### REQUIREMENT
Repeat the listing below in full and exactly. Pictures are to be omitted.

═══ RECORD SET ═══

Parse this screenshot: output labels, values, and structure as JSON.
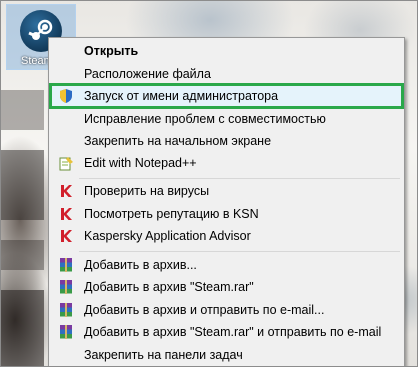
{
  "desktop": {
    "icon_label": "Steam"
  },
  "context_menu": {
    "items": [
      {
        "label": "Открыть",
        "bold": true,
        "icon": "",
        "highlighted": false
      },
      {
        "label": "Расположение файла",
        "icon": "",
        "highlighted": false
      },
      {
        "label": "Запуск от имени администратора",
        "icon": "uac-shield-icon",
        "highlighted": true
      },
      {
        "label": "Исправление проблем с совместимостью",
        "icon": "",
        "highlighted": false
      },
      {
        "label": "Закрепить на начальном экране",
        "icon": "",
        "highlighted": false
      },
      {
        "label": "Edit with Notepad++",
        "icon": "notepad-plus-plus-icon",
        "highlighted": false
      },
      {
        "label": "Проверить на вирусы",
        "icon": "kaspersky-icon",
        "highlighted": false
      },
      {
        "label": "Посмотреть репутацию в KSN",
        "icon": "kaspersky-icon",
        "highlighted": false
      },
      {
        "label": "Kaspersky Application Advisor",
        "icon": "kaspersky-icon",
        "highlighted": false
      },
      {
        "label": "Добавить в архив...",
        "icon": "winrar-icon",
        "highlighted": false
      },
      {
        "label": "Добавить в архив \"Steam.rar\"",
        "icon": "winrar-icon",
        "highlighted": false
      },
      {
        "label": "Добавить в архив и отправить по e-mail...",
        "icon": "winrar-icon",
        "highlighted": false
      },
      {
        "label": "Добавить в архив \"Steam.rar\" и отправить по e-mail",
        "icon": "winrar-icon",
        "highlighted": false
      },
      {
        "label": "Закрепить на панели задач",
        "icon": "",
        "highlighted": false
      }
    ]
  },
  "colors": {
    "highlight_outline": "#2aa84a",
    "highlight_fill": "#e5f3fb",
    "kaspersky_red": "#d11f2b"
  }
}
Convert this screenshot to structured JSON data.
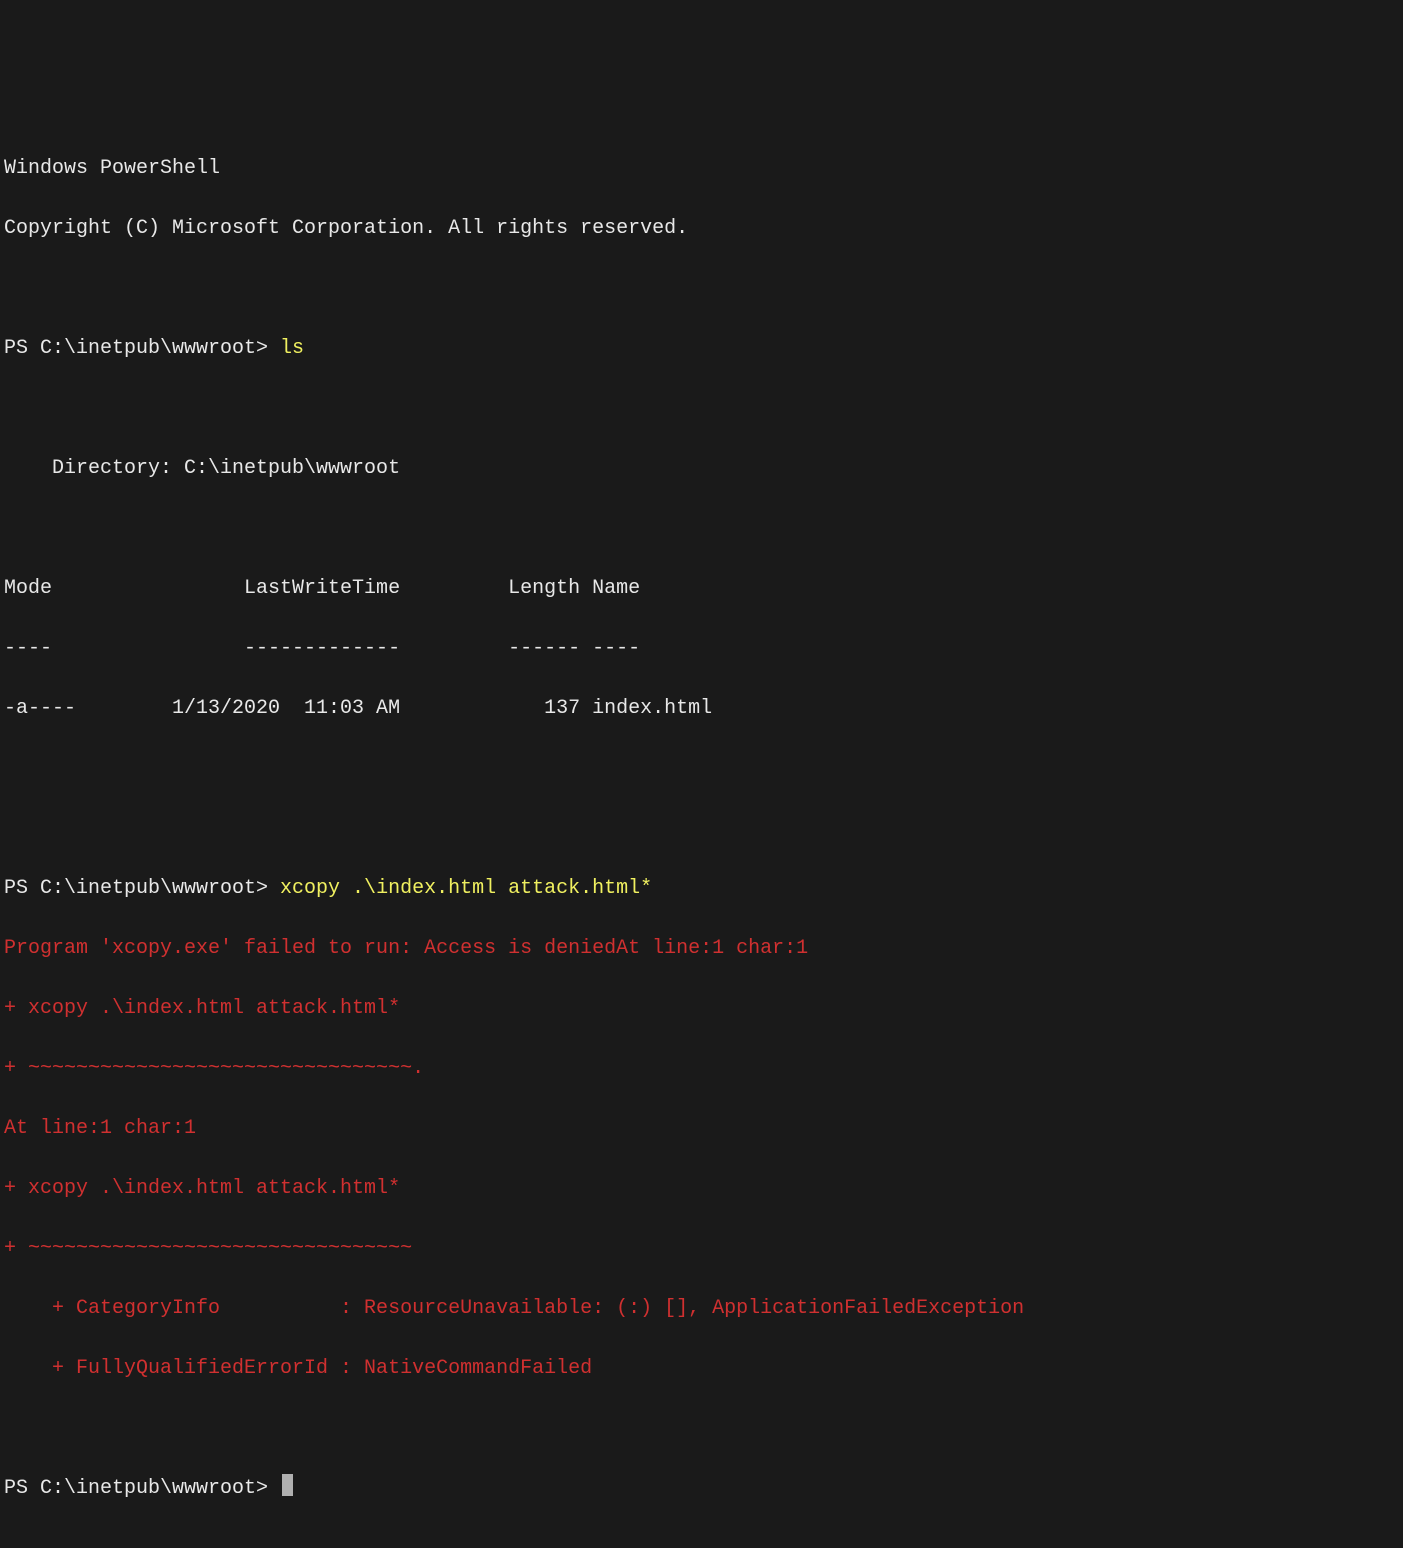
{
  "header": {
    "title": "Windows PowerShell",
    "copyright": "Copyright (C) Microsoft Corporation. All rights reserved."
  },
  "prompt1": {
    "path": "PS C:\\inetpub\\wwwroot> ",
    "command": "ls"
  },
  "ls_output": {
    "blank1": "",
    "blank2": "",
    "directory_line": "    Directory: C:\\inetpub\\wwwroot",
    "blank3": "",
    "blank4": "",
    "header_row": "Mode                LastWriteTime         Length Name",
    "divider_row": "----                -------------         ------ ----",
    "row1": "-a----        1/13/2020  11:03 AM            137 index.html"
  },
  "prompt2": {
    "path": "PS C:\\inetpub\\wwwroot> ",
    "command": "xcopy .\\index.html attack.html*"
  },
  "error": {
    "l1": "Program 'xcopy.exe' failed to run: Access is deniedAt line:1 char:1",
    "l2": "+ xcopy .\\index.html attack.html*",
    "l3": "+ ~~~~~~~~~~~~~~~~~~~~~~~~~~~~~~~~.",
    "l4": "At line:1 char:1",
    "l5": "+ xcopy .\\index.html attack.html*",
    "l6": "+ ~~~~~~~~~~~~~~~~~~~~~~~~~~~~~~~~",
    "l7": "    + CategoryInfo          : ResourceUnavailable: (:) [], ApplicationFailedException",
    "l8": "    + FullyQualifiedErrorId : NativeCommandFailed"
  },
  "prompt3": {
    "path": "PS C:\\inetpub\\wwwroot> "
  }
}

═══

### WRITTEN ANSWER
Parse this screenshot: output labels, values, and structure as JSON.
{
  "desktop": {
    "icon_label": "Steam"
  },
  "context_menu": {
    "items": [
      {
        "label": "Открыть",
        "bold": true,
        "icon": "",
        "highlighted": false
      },
      {
        "label": "Расположение файла",
        "icon": "",
        "highlighted": false
      },
      {
        "label": "Запуск от имени администратора",
        "icon": "uac-shield-icon",
        "highlighted": true
      },
      {
        "label": "Исправление проблем с совместимостью",
        "icon": "",
        "highlighted": false
      },
      {
        "label": "Закрепить на начальном экране",
        "icon": "",
        "highlighted": false
      },
      {
        "label": "Edit with Notepad++",
        "icon": "notepad-plus-plus-icon",
        "highlighted": false
      },
      {
        "label": "Проверить на вирусы",
        "icon": "kaspersky-icon",
        "highlighted": false
      },
      {
        "label": "Посмотреть репутацию в KSN",
        "icon": "kaspersky-icon",
        "highlighted": false
      },
      {
        "label": "Kaspersky Application Advisor",
        "icon": "kaspersky-icon",
        "highlighted": false
      },
      {
        "label": "Добавить в архив...",
        "icon": "winrar-icon",
        "highlighted": false
      },
      {
        "label": "Добавить в архив \"Steam.rar\"",
        "icon": "winrar-icon",
        "highlighted": false
      },
      {
        "label": "Добавить в архив и отправить по e-mail...",
        "icon": "winrar-icon",
        "highlighted": false
      },
      {
        "label": "Добавить в архив \"Steam.rar\" и отправить по e-mail",
        "icon": "winrar-icon",
        "highlighted": false
      },
      {
        "label": "Закрепить на панели задач",
        "icon": "",
        "highlighted": false
      }
    ]
  },
  "colors": {
    "highlight_outline": "#2aa84a",
    "highlight_fill": "#e5f3fb",
    "kaspersky_red": "#d11f2b"
  }
}
Convert this screenshot to structured JSON data.
{
  "header": {
    "title": "Windows PowerShell",
    "copyright": "Copyright (C) Microsoft Corporation. All rights reserved."
  },
  "prompt1": {
    "path": "PS C:\\inetpub\\wwwroot> ",
    "command": "ls"
  },
  "ls_output": {
    "blank1": "",
    "blank2": "",
    "directory_line": "    Directory: C:\\inetpub\\wwwroot",
    "blank3": "",
    "blank4": "",
    "header_row": "Mode                LastWriteTime         Length Name",
    "divider_row": "----                -------------         ------ ----",
    "row1": "-a----        1/13/2020  11:03 AM            137 index.html"
  },
  "prompt2": {
    "path": "PS C:\\inetpub\\wwwroot> ",
    "command": "xcopy .\\index.html attack.html*"
  },
  "error": {
    "l1": "Program 'xcopy.exe' failed to run: Access is deniedAt line:1 char:1",
    "l2": "+ xcopy .\\index.html attack.html*",
    "l3": "+ ~~~~~~~~~~~~~~~~~~~~~~~~~~~~~~~~.",
    "l4": "At line:1 char:1",
    "l5": "+ xcopy .\\index.html attack.html*",
    "l6": "+ ~~~~~~~~~~~~~~~~~~~~~~~~~~~~~~~~",
    "l7": "    + CategoryInfo          : ResourceUnavailable: (:) [], ApplicationFailedException",
    "l8": "    + FullyQualifiedErrorId : NativeCommandFailed"
  },
  "prompt3": {
    "path": "PS C:\\inetpub\\wwwroot> "
  }
}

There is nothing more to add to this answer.